▶ **YOUR TASK**
Reproduce all of the data exactly.

DATA SHOWN START

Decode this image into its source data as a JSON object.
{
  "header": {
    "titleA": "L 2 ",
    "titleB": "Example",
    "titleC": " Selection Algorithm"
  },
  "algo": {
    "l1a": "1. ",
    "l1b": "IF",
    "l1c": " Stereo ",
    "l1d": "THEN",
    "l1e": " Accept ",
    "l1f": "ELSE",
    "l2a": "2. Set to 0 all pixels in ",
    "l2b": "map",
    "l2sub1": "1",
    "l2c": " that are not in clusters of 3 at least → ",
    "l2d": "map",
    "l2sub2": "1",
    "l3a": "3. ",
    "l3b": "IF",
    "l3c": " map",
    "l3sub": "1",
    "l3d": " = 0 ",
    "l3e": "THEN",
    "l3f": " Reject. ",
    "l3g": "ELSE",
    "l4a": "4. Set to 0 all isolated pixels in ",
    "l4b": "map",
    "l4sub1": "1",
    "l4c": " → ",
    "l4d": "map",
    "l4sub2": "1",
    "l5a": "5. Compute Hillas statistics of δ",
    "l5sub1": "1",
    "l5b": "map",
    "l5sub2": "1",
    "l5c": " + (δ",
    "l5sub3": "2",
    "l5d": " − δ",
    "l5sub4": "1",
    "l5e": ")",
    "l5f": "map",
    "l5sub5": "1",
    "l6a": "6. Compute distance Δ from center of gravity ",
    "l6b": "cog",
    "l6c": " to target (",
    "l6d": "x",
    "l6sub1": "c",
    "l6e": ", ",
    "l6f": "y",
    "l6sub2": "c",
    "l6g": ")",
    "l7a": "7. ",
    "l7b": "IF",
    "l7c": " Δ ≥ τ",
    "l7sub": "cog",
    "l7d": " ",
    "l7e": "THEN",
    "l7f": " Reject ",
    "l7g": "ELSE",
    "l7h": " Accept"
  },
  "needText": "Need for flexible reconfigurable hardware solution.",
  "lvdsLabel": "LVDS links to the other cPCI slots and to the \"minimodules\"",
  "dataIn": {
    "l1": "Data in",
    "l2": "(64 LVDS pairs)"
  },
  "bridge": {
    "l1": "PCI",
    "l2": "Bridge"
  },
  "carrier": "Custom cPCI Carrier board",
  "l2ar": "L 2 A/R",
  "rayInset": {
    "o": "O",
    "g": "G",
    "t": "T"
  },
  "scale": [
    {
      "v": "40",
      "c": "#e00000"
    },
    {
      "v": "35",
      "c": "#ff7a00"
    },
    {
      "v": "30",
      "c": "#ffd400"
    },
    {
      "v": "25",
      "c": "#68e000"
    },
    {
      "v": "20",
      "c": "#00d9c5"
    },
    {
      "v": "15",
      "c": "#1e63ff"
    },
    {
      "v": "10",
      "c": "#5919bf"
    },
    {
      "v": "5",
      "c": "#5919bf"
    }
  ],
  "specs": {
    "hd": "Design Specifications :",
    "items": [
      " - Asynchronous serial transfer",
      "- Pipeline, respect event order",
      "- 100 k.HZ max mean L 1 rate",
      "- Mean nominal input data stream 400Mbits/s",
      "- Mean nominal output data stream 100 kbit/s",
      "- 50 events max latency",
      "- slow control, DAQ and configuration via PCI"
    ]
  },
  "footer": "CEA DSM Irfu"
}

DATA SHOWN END

▶ **RESULT OF THIS EXERCISE**
Decode this image into its source data as a JSON object.
{
  "header": {
    "titleA": "L 2 ",
    "titleB": "Example",
    "titleC": " Selection Algorithm"
  },
  "algo": {
    "l1a": "1. ",
    "l1b": "IF",
    "l1c": " Stereo ",
    "l1d": "THEN",
    "l1e": " Accept ",
    "l1f": "ELSE",
    "l2a": "2. Set to 0 all pixels in ",
    "l2b": "map",
    "l2sub1": "1",
    "l2c": " that are not in clusters of 3 at least → ",
    "l2d": "map",
    "l2sub2": "1",
    "l3a": "3. ",
    "l3b": "IF",
    "l3c": " map",
    "l3sub": "1",
    "l3d": " = 0 ",
    "l3e": "THEN",
    "l3f": " Reject. ",
    "l3g": "ELSE",
    "l4a": "4. Set to 0 all isolated pixels in ",
    "l4b": "map",
    "l4sub1": "1",
    "l4c": " → ",
    "l4d": "map",
    "l4sub2": "1",
    "l5a": "5. Compute Hillas statistics of δ",
    "l5sub1": "1",
    "l5b": "map",
    "l5sub2": "1",
    "l5c": " + (δ",
    "l5sub3": "2",
    "l5d": " − δ",
    "l5sub4": "1",
    "l5e": ")",
    "l5f": "map",
    "l5sub5": "1",
    "l6a": "6. Compute distance Δ from center of gravity ",
    "l6b": "cog",
    "l6c": " to target (",
    "l6d": "x",
    "l6sub1": "c",
    "l6e": ", ",
    "l6f": "y",
    "l6sub2": "c",
    "l6g": ")",
    "l7a": "7. ",
    "l7b": "IF",
    "l7c": " Δ ≥ τ",
    "l7sub": "cog",
    "l7d": " ",
    "l7e": "THEN",
    "l7f": " Reject ",
    "l7g": "ELSE",
    "l7h": " Accept"
  },
  "needText": "Need for flexible reconfigurable hardware solution.",
  "lvdsLabel": "LVDS links to the other cPCI slots and to the \"minimodules\"",
  "dataIn": {
    "l1": "Data in",
    "l2": "(64 LVDS pairs)"
  },
  "bridge": {
    "l1": "PCI",
    "l2": "Bridge"
  },
  "carrier": "Custom cPCI Carrier board",
  "l2ar": "L 2 A/R",
  "rayInset": {
    "o": "O",
    "g": "G",
    "t": "T"
  },
  "scale": [
    {
      "v": "40",
      "c": "#e00000"
    },
    {
      "v": "35",
      "c": "#ff7a00"
    },
    {
      "v": "30",
      "c": "#ffd400"
    },
    {
      "v": "25",
      "c": "#68e000"
    },
    {
      "v": "20",
      "c": "#00d9c5"
    },
    {
      "v": "15",
      "c": "#1e63ff"
    },
    {
      "v": "10",
      "c": "#5919bf"
    },
    {
      "v": "5",
      "c": "#5919bf"
    }
  ],
  "specs": {
    "hd": "Design Specifications :",
    "items": [
      " - Asynchronous serial transfer",
      "- Pipeline, respect event order",
      "- 100 k.HZ max mean L 1 rate",
      "- Mean nominal input data stream 400Mbits/s",
      "- Mean nominal output data stream 100 kbit/s",
      "- 50 events max latency",
      "- slow control, DAQ and configuration via PCI"
    ]
  },
  "footer": "CEA DSM Irfu"
}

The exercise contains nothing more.